§ **Extracted information**
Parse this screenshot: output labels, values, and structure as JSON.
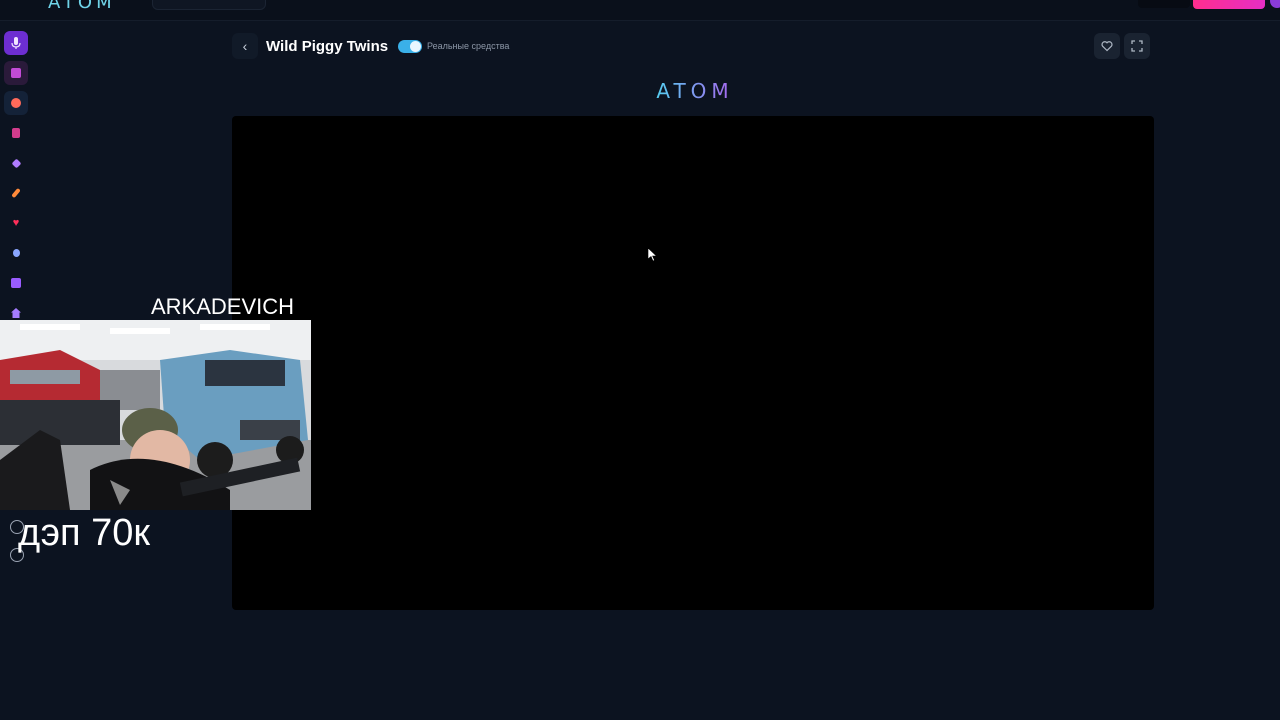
{
  "topbar": {
    "logo_text": "ATOM"
  },
  "sidebar": {
    "items": [
      {
        "icon": "mic-icon",
        "color": "#c9a3ff"
      },
      {
        "icon": "slots-icon",
        "color": "#c24bd6"
      },
      {
        "icon": "globe-icon",
        "color": "#ff6a5a"
      },
      {
        "icon": "cards-icon",
        "color": "#d23c8c"
      },
      {
        "icon": "gem-icon",
        "color": "#b07cff"
      },
      {
        "icon": "rocket-icon",
        "color": "#ff8a3a"
      },
      {
        "icon": "heart-icon",
        "color": "#ff2f5a"
      },
      {
        "icon": "potion-icon",
        "color": "#8aa6ff"
      },
      {
        "icon": "dice-icon",
        "color": "#9a5cff"
      },
      {
        "icon": "home-icon",
        "color": "#a47cff"
      }
    ]
  },
  "game": {
    "back_icon": "‹",
    "title": "Wild Piggy Twins",
    "real_money_label": "Реальные средства",
    "real_money_on": true,
    "favorite_icon": "heart-outline-icon",
    "fullscreen_icon": "fullscreen-icon",
    "provider_logo": "ATOM"
  },
  "stream_overlay": {
    "streamer_name": "ARKADEVICH",
    "caption": "дэп 70к"
  },
  "colors": {
    "background": "#0c1320",
    "accent": "#3ab0e8",
    "brand_pink": "#ff2e8e"
  }
}
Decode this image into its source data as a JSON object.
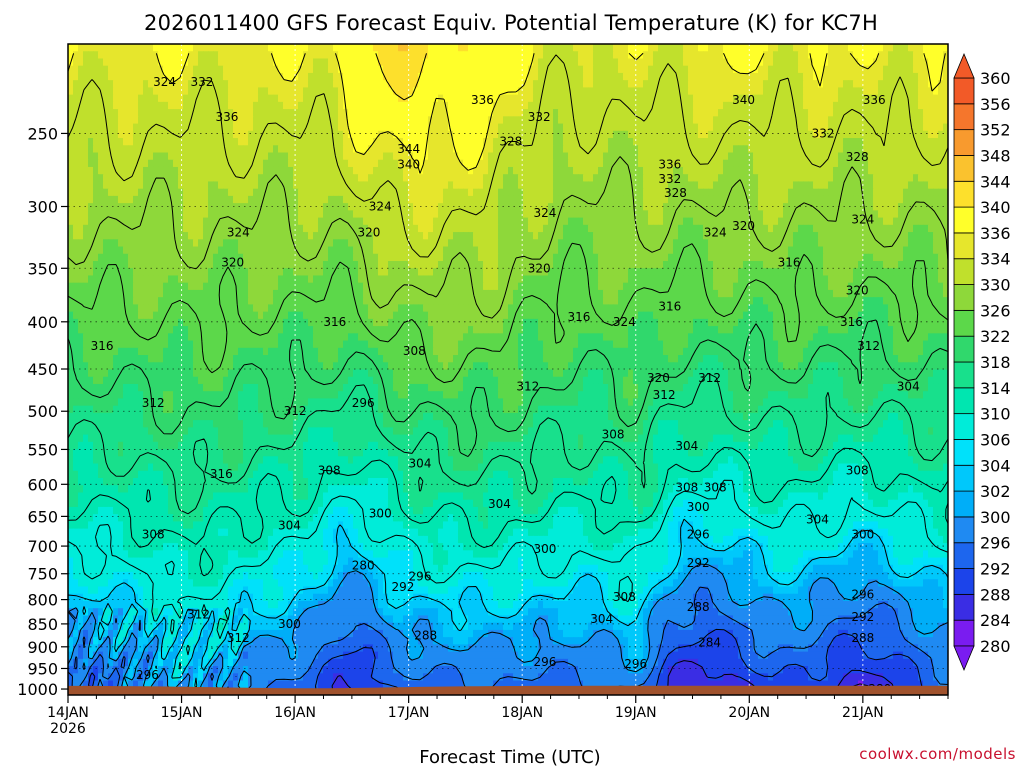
{
  "chart_data": {
    "type": "heatmap",
    "title": "2026011400 GFS Forecast Equiv. Potential Temperature (K) for KC7H",
    "xlabel": "Forecast Time (UTC)",
    "ylabel": "",
    "credit": "coolwx.com/models",
    "x_ticks": [
      "14JAN",
      "15JAN",
      "16JAN",
      "17JAN",
      "18JAN",
      "19JAN",
      "20JAN",
      "21JAN"
    ],
    "x_year": "2026",
    "xlim_days": [
      0,
      7.75
    ],
    "y_ticks": [
      250,
      300,
      350,
      400,
      450,
      500,
      550,
      600,
      650,
      700,
      750,
      800,
      850,
      900,
      950,
      1000
    ],
    "ylim_hpa": [
      200,
      1015
    ],
    "colorbar_levels": [
      280,
      284,
      288,
      292,
      296,
      300,
      302,
      304,
      306,
      310,
      314,
      318,
      322,
      326,
      330,
      334,
      336,
      340,
      344,
      348,
      352,
      356,
      360
    ],
    "colorbar_colors": [
      "#7a1cf0",
      "#3a2de4",
      "#1c44ea",
      "#1d66ee",
      "#1f8af2",
      "#00aef8",
      "#00c8fb",
      "#00e1fa",
      "#00ecd9",
      "#00e6b0",
      "#18e08c",
      "#30d86c",
      "#5cd84a",
      "#8ed83a",
      "#c0e02c",
      "#e6e62c",
      "#ffff2a",
      "#fde02c",
      "#fac22e",
      "#f89a2e",
      "#f5762c",
      "#f25a28"
    ],
    "contour_interval": 4,
    "contour_labels": [
      {
        "time": 0.85,
        "p": 220,
        "v": "324"
      },
      {
        "time": 1.18,
        "p": 220,
        "v": "332"
      },
      {
        "time": 1.4,
        "p": 240,
        "v": "336"
      },
      {
        "time": 3.0,
        "p": 260,
        "v": "344"
      },
      {
        "time": 3.0,
        "p": 270,
        "v": "340"
      },
      {
        "time": 3.65,
        "p": 230,
        "v": "336"
      },
      {
        "time": 4.15,
        "p": 240,
        "v": "332"
      },
      {
        "time": 3.9,
        "p": 255,
        "v": "328"
      },
      {
        "time": 5.95,
        "p": 230,
        "v": "340"
      },
      {
        "time": 7.1,
        "p": 230,
        "v": "336"
      },
      {
        "time": 6.65,
        "p": 250,
        "v": "332"
      },
      {
        "time": 6.95,
        "p": 265,
        "v": "328"
      },
      {
        "time": 5.3,
        "p": 270,
        "v": "336"
      },
      {
        "time": 5.3,
        "p": 280,
        "v": "332"
      },
      {
        "time": 5.35,
        "p": 290,
        "v": "328"
      },
      {
        "time": 2.75,
        "p": 300,
        "v": "324"
      },
      {
        "time": 4.2,
        "p": 305,
        "v": "324"
      },
      {
        "time": 7.0,
        "p": 310,
        "v": "324"
      },
      {
        "time": 1.5,
        "p": 320,
        "v": "324"
      },
      {
        "time": 2.65,
        "p": 320,
        "v": "320"
      },
      {
        "time": 5.7,
        "p": 320,
        "v": "324"
      },
      {
        "time": 5.95,
        "p": 315,
        "v": "320"
      },
      {
        "time": 1.45,
        "p": 345,
        "v": "320"
      },
      {
        "time": 4.15,
        "p": 350,
        "v": "320"
      },
      {
        "time": 6.35,
        "p": 345,
        "v": "316"
      },
      {
        "time": 6.95,
        "p": 370,
        "v": "320"
      },
      {
        "time": 5.3,
        "p": 385,
        "v": "316"
      },
      {
        "time": 4.5,
        "p": 395,
        "v": "316"
      },
      {
        "time": 4.9,
        "p": 400,
        "v": "324"
      },
      {
        "time": 2.35,
        "p": 400,
        "v": "316"
      },
      {
        "time": 6.9,
        "p": 400,
        "v": "316"
      },
      {
        "time": 0.3,
        "p": 425,
        "v": "316"
      },
      {
        "time": 3.05,
        "p": 430,
        "v": "308"
      },
      {
        "time": 7.05,
        "p": 425,
        "v": "312"
      },
      {
        "time": 5.2,
        "p": 460,
        "v": "320"
      },
      {
        "time": 5.25,
        "p": 480,
        "v": "312"
      },
      {
        "time": 5.65,
        "p": 460,
        "v": "312"
      },
      {
        "time": 4.05,
        "p": 470,
        "v": "312"
      },
      {
        "time": 7.4,
        "p": 470,
        "v": "304"
      },
      {
        "time": 0.75,
        "p": 490,
        "v": "312"
      },
      {
        "time": 2.0,
        "p": 500,
        "v": "312"
      },
      {
        "time": 2.6,
        "p": 490,
        "v": "296"
      },
      {
        "time": 4.8,
        "p": 530,
        "v": "308"
      },
      {
        "time": 5.45,
        "p": 545,
        "v": "304"
      },
      {
        "time": 3.1,
        "p": 570,
        "v": "304"
      },
      {
        "time": 1.35,
        "p": 585,
        "v": "316"
      },
      {
        "time": 2.3,
        "p": 580,
        "v": "308"
      },
      {
        "time": 6.95,
        "p": 580,
        "v": "308"
      },
      {
        "time": 5.45,
        "p": 605,
        "v": "308"
      },
      {
        "time": 5.7,
        "p": 605,
        "v": "308"
      },
      {
        "time": 3.8,
        "p": 630,
        "v": "304"
      },
      {
        "time": 5.55,
        "p": 635,
        "v": "300"
      },
      {
        "time": 2.75,
        "p": 645,
        "v": "300"
      },
      {
        "time": 6.6,
        "p": 655,
        "v": "304"
      },
      {
        "time": 1.95,
        "p": 665,
        "v": "304"
      },
      {
        "time": 0.75,
        "p": 680,
        "v": "308"
      },
      {
        "time": 7.0,
        "p": 680,
        "v": "300"
      },
      {
        "time": 5.55,
        "p": 680,
        "v": "296"
      },
      {
        "time": 4.2,
        "p": 705,
        "v": "300"
      },
      {
        "time": 5.55,
        "p": 730,
        "v": "292"
      },
      {
        "time": 2.6,
        "p": 735,
        "v": "280"
      },
      {
        "time": 3.1,
        "p": 755,
        "v": "296"
      },
      {
        "time": 2.95,
        "p": 775,
        "v": "292"
      },
      {
        "time": 7.0,
        "p": 790,
        "v": "296"
      },
      {
        "time": 4.9,
        "p": 795,
        "v": "308"
      },
      {
        "time": 5.55,
        "p": 815,
        "v": "288"
      },
      {
        "time": 1.15,
        "p": 830,
        "v": "312"
      },
      {
        "time": 7.0,
        "p": 835,
        "v": "292"
      },
      {
        "time": 4.7,
        "p": 840,
        "v": "304"
      },
      {
        "time": 1.95,
        "p": 850,
        "v": "300"
      },
      {
        "time": 3.15,
        "p": 875,
        "v": "288"
      },
      {
        "time": 1.5,
        "p": 880,
        "v": "312"
      },
      {
        "time": 7.0,
        "p": 880,
        "v": "288"
      },
      {
        "time": 5.65,
        "p": 890,
        "v": "284"
      },
      {
        "time": 4.2,
        "p": 935,
        "v": "296"
      },
      {
        "time": 5.0,
        "p": 940,
        "v": "296"
      },
      {
        "time": 0.7,
        "p": 965,
        "v": "296"
      },
      {
        "time": 7.15,
        "p": 1000,
        "v": "280"
      }
    ]
  }
}
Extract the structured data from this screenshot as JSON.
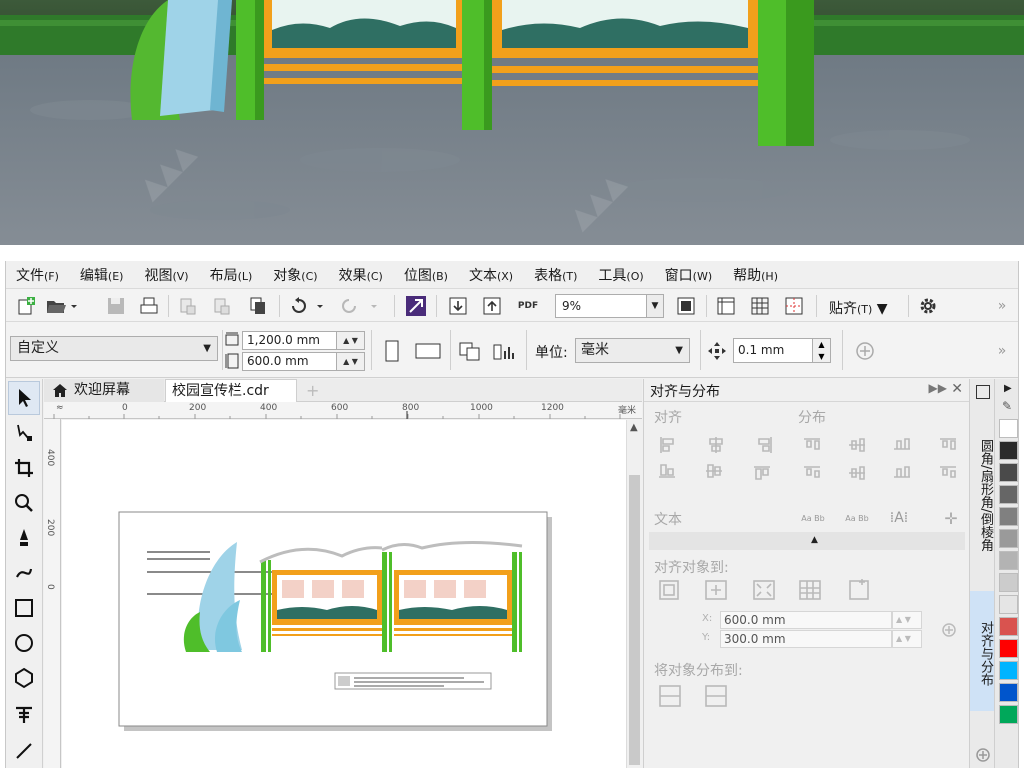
{
  "menu": {
    "items": [
      {
        "label": "文件",
        "accel": "(F)"
      },
      {
        "label": "编辑",
        "accel": "(E)"
      },
      {
        "label": "视图",
        "accel": "(V)"
      },
      {
        "label": "布局",
        "accel": "(L)"
      },
      {
        "label": "对象",
        "accel": "(C)"
      },
      {
        "label": "效果",
        "accel": "(C)"
      },
      {
        "label": "位图",
        "accel": "(B)"
      },
      {
        "label": "文本",
        "accel": "(X)"
      },
      {
        "label": "表格",
        "accel": "(T)"
      },
      {
        "label": "工具",
        "accel": "(O)"
      },
      {
        "label": "窗口",
        "accel": "(W)"
      },
      {
        "label": "帮助",
        "accel": "(H)"
      }
    ]
  },
  "standard_toolbar": {
    "pdf_label": "PDF",
    "zoom_value": "9%",
    "snap_label": "贴齐",
    "snap_accel": "(T)"
  },
  "property_bar": {
    "page_preset": "自定义",
    "width": "1,200.0 mm",
    "height": "600.0 mm",
    "units_label": "单位:",
    "units_value": "毫米",
    "nudge": "0.1 mm"
  },
  "tabs": {
    "welcome": "欢迎屏幕",
    "document": "校园宣传栏.cdr",
    "add": "+"
  },
  "ruler": {
    "top_marks": [
      "0",
      "200",
      "400",
      "600",
      "800",
      "1000",
      "1200"
    ],
    "unit": "毫米",
    "left_marks": [
      "400",
      "200",
      "0"
    ]
  },
  "docker": {
    "title": "对齐与分布",
    "align_label": "对齐",
    "distribute_label": "分布",
    "text_label": "文本",
    "text_icons": [
      "Aa Bb",
      "Aa Bb",
      "Aa Bb"
    ],
    "align_to_label": "对齐对象到:",
    "x_label": "X:",
    "x_value": "600.0 mm",
    "y_label": "Y:",
    "y_value": "300.0 mm",
    "distribute_to_label": "将对象分布到:"
  },
  "side_tabs": {
    "fillet": "圆角/扇形角/倒棱角",
    "align": "对齐与分布"
  },
  "palette": {
    "colors": [
      "#ffffff",
      "#2b2b2b",
      "#4a4a4a",
      "#666666",
      "#808080",
      "#9a9a9a",
      "#b3b3b3",
      "#cccccc",
      "#e5e5e5",
      "#d9534f",
      "#ff0000",
      "#00b4ff",
      "#0055cc",
      "#00a85a"
    ]
  },
  "colors": {
    "brand_green": "#4fbe2a",
    "brand_orange": "#f2a01b",
    "light_blue": "#9fd3e8"
  }
}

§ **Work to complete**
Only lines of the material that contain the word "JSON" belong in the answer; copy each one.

§ **The completed task**
Parse this screenshot: output labels, values, and structure as JSON.
Decode this image into its source data as a JSON object.
Extract the structured data from this screenshot as JSON.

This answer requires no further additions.